- Data records -
──────────────────────────────
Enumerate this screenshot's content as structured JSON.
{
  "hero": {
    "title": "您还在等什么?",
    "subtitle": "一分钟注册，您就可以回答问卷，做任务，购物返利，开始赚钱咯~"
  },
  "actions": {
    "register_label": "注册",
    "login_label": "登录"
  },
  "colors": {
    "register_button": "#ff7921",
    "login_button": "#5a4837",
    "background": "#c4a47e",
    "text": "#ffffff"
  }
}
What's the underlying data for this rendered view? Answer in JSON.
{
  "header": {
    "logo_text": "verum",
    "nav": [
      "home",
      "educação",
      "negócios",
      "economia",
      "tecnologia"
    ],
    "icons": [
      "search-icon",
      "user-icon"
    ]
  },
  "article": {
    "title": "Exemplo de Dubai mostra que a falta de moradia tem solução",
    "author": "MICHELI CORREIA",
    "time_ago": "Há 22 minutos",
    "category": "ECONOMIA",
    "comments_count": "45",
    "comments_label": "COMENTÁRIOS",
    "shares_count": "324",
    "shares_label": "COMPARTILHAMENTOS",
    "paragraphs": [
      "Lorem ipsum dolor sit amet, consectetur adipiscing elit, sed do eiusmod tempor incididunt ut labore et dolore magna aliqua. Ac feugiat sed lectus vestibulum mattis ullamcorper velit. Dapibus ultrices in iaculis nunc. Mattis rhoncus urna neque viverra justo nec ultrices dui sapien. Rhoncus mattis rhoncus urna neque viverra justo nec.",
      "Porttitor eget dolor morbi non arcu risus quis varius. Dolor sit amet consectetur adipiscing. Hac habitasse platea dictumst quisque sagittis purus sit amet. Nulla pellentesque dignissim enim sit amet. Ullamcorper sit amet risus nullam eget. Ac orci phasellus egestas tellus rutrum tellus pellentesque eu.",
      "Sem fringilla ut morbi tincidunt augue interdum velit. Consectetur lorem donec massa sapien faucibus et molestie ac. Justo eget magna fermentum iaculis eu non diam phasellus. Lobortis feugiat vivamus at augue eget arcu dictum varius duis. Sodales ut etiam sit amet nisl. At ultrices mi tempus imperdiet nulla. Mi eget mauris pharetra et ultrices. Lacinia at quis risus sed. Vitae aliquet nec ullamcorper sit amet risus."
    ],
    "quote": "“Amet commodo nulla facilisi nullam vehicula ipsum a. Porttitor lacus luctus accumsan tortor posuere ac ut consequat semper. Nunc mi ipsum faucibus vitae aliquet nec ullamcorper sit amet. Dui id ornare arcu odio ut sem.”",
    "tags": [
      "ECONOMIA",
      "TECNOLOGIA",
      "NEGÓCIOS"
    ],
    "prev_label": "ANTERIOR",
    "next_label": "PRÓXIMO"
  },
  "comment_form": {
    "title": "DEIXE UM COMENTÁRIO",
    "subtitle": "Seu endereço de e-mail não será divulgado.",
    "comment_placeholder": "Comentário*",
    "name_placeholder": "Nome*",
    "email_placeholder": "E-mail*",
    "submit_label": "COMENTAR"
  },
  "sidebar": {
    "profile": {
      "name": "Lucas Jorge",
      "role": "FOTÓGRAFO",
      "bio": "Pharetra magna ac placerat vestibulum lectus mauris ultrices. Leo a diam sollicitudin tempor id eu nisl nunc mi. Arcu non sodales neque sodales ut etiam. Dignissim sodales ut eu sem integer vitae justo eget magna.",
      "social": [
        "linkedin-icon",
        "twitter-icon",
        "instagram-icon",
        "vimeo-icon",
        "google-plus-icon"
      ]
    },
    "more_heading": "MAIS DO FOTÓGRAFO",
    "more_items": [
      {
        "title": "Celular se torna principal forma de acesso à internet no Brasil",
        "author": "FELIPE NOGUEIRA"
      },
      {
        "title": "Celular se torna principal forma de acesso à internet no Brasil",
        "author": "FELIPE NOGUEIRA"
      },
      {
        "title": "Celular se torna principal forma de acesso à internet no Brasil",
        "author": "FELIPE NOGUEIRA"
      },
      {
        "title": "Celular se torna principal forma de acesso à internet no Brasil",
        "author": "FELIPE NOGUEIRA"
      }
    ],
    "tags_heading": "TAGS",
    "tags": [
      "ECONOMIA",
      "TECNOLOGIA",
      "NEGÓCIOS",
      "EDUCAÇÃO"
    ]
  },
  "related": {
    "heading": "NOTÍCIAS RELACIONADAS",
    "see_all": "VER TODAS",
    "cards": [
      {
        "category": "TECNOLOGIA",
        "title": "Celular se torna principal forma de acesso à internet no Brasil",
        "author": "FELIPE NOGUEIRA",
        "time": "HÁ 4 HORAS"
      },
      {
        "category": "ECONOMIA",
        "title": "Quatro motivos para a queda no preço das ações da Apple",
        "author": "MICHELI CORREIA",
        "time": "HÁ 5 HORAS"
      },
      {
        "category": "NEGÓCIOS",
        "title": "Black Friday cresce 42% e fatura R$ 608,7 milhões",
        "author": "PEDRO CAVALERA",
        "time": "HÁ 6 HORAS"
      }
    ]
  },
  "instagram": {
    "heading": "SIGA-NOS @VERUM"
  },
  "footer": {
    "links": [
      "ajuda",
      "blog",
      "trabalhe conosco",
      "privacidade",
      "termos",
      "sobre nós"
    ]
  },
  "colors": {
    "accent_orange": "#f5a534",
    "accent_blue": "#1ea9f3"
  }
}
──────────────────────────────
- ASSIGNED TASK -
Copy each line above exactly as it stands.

- SOLUTION -
Enumerate this screenshot's content as structured JSON.
{
  "hero": {
    "title": "您还在等什么?",
    "subtitle": "一分钟注册，您就可以回答问卷，做任务，购物返利，开始赚钱咯~"
  },
  "actions": {
    "register_label": "注册",
    "login_label": "登录"
  },
  "colors": {
    "register_button": "#ff7921",
    "login_button": "#5a4837",
    "background": "#c4a47e",
    "text": "#ffffff"
  }
}
What's the underlying data for this rendered view? Answer in JSON.
{
  "header": {
    "logo_text": "verum",
    "nav": [
      "home",
      "educação",
      "negócios",
      "economia",
      "tecnologia"
    ],
    "icons": [
      "search-icon",
      "user-icon"
    ]
  },
  "article": {
    "title": "Exemplo de Dubai mostra que a falta de moradia tem solução",
    "author": "MICHELI CORREIA",
    "time_ago": "Há 22 minutos",
    "category": "ECONOMIA",
    "comments_count": "45",
    "comments_label": "COMENTÁRIOS",
    "shares_count": "324",
    "shares_label": "COMPARTILHAMENTOS",
    "paragraphs": [
      "Lorem ipsum dolor sit amet, consectetur adipiscing elit, sed do eiusmod tempor incididunt ut labore et dolore magna aliqua. Ac feugiat sed lectus vestibulum mattis ullamcorper velit. Dapibus ultrices in iaculis nunc. Mattis rhoncus urna neque viverra justo nec ultrices dui sapien. Rhoncus mattis rhoncus urna neque viverra justo nec.",
      "Porttitor eget dolor morbi non arcu risus quis varius. Dolor sit amet consectetur adipiscing. Hac habitasse platea dictumst quisque sagittis purus sit amet. Nulla pellentesque dignissim enim sit amet. Ullamcorper sit amet risus nullam eget. Ac orci phasellus egestas tellus rutrum tellus pellentesque eu.",
      "Sem fringilla ut morbi tincidunt augue interdum velit. Consectetur lorem donec massa sapien faucibus et molestie ac. Justo eget magna fermentum iaculis eu non diam phasellus. Lobortis feugiat vivamus at augue eget arcu dictum varius duis. Sodales ut etiam sit amet nisl. At ultrices mi tempus imperdiet nulla. Mi eget mauris pharetra et ultrices. Lacinia at quis risus sed. Vitae aliquet nec ullamcorper sit amet risus."
    ],
    "quote": "“Amet commodo nulla facilisi nullam vehicula ipsum a. Porttitor lacus luctus accumsan tortor posuere ac ut consequat semper. Nunc mi ipsum faucibus vitae aliquet nec ullamcorper sit amet. Dui id ornare arcu odio ut sem.”",
    "tags": [
      "ECONOMIA",
      "TECNOLOGIA",
      "NEGÓCIOS"
    ],
    "prev_label": "ANTERIOR",
    "next_label": "PRÓXIMO"
  },
  "comment_form": {
    "title": "DEIXE UM COMENTÁRIO",
    "subtitle": "Seu endereço de e-mail não será divulgado.",
    "comment_placeholder": "Comentário*",
    "name_placeholder": "Nome*",
    "email_placeholder": "E-mail*",
    "submit_label": "COMENTAR"
  },
  "sidebar": {
    "profile": {
      "name": "Lucas Jorge",
      "role": "FOTÓGRAFO",
      "bio": "Pharetra magna ac placerat vestibulum lectus mauris ultrices. Leo a diam sollicitudin tempor id eu nisl nunc mi. Arcu non sodales neque sodales ut etiam. Dignissim sodales ut eu sem integer vitae justo eget magna.",
      "social": [
        "linkedin-icon",
        "twitter-icon",
        "instagram-icon",
        "vimeo-icon",
        "google-plus-icon"
      ]
    },
    "more_heading": "MAIS DO FOTÓGRAFO",
    "more_items": [
      {
        "title": "Celular se torna principal forma de acesso à internet no Brasil",
        "author": "FELIPE NOGUEIRA"
      },
      {
        "title": "Celular se torna principal forma de acesso à internet no Brasil",
        "author": "FELIPE NOGUEIRA"
      },
      {
        "title": "Celular se torna principal forma de acesso à internet no Brasil",
        "author": "FELIPE NOGUEIRA"
      },
      {
        "title": "Celular se torna principal forma de acesso à internet no Brasil",
        "author": "FELIPE NOGUEIRA"
      }
    ],
    "tags_heading": "TAGS",
    "tags": [
      "ECONOMIA",
      "TECNOLOGIA",
      "NEGÓCIOS",
      "EDUCAÇÃO"
    ]
  },
  "related": {
    "heading": "NOTÍCIAS RELACIONADAS",
    "see_all": "VER TODAS",
    "cards": [
      {
        "category": "TECNOLOGIA",
        "title": "Celular se torna principal forma de acesso à internet no Brasil",
        "author": "FELIPE NOGUEIRA",
        "time": "HÁ 4 HORAS"
      },
      {
        "category": "ECONOMIA",
        "title": "Quatro motivos para a queda no preço das ações da Apple",
        "author": "MICHELI CORREIA",
        "time": "HÁ 5 HORAS"
      },
      {
        "category": "NEGÓCIOS",
        "title": "Black Friday cresce 42% e fatura R$ 608,7 milhões",
        "author": "PEDRO CAVALERA",
        "time": "HÁ 6 HORAS"
      }
    ]
  },
  "instagram": {
    "heading": "SIGA-NOS @VERUM"
  },
  "footer": {
    "links": [
      "ajuda",
      "blog",
      "trabalhe conosco",
      "privacidade",
      "termos",
      "sobre nós"
    ]
  },
  "colors": {
    "accent_orange": "#f5a534",
    "accent_blue": "#1ea9f3"
  }
}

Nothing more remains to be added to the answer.